Sestak, a second-term congressman who spent Saturday stumping for votes in western Pennsylvania, shrugged off Specter's comments and said they show the fifth-term senator is "desperate" in the home stretch of their campaign.
Specter kicked off a day of appearances in and around his home city of Philadelphia at a rally at a sprawling cargo terminal along the Delaware River, which is being deepened to allow the entry of larger ships in a dredging project for which the former Republican has led the fight over much of his 30-year Senate career. It is expected to create an estimated 125,000 jobs.
"The job's not finished, and I need another term in office to bring these 125,000 jobs to this region," he told reporters just before speaking at a windy, riverfront rally that attracted about 100 union members.
Gov. Ed Rendell and U.S. Rep. Bob Brady were among the elected officials and union leaders who spoke at the rally.
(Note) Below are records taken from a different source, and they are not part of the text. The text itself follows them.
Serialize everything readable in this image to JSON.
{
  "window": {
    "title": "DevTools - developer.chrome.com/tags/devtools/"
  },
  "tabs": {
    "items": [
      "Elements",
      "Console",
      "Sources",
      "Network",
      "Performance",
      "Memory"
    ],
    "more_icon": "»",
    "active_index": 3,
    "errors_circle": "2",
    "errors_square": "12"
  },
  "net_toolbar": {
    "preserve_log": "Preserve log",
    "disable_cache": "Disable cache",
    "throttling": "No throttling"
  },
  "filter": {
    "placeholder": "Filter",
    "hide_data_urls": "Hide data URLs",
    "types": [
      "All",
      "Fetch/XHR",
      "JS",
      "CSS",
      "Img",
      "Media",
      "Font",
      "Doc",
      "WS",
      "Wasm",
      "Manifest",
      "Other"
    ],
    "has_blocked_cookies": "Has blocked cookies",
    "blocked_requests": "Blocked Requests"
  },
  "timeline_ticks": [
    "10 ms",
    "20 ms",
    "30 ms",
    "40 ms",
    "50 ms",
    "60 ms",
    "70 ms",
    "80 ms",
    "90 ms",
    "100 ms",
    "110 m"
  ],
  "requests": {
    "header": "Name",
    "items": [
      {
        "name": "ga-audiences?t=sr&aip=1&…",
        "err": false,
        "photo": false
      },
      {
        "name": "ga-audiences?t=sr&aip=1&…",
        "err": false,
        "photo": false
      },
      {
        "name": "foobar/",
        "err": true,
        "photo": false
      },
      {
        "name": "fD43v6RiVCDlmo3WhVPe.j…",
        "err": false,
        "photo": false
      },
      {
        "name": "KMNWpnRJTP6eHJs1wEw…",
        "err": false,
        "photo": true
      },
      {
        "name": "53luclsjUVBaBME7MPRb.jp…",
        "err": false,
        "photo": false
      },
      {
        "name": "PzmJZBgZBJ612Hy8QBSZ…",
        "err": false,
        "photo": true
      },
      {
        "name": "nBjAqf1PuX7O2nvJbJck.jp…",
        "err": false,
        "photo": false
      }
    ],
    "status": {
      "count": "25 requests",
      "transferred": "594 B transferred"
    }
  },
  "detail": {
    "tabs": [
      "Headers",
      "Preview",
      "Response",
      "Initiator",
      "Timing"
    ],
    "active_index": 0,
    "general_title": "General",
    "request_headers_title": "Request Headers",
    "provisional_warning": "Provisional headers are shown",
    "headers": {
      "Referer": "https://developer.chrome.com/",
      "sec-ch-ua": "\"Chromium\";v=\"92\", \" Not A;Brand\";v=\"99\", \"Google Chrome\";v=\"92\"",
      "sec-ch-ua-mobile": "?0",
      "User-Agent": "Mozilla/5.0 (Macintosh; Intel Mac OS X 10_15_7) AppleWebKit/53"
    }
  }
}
Specter, 80, is endorsed by the Pennsylvania AFL-CIO and is counting on organized labor to help get out the vote Tuesday.
He continued to attack as misleading a Sestak ad that says Specter switched parties "to save one job - his - not yours."
"I put my job at risk" by switching parties in an attempt to stay in the Senate and "keep your jobs and add more jobs," he told the crowd. "I wasn't trying to save my job."
Specter reiterated his claim that Sestak has the worst attendance record among Pennsylvania's 19 representatives.
"At least I vote," Specter said. "We're paid to vote, and he's missed 127 in this session of Congress."
Sestak, 58, a retired Navy vice admiral, spoke before about 50 people at a neighborhood park in Pittsburgh.
Calling himself the "underdog" in a tight race, Sestak asked the crowd to vote for him. He said he believes it's time for a new leadership, and believes Specter can't be trusted because of his party switch.
"I respect the man, but it is time. It is time for a different generation," Sestak said.
Before the rally, Sestak stopped two blocks away at "Jim's Sweeper Shop" where he was greeted by 27-year-old employee Phil Verostko, a former Navy seaman, saluting and standing at attention.
Verostko said he plans to support Sestak because of his support of small business and his military experience.
"Arlen Specter only cares about himself," he said. "I can't support somebody who has been a politician for so long they forget what it's like to be human."
At the Specter rally in Philadelphia, one labor leader said he believed rank-and-file union members would reward Specter for his pro-labor votes and his experience.
"I think that (the primary) will be very, very close, but I think the people of Pennsylvania are smart enough to know they've got somebody who has a proven record for labor," said Danny Grace, secretary-treasurer of Teamsters Local 830.
Associated Press writer Jennifer Yates in Pittsburgh contributed to this report.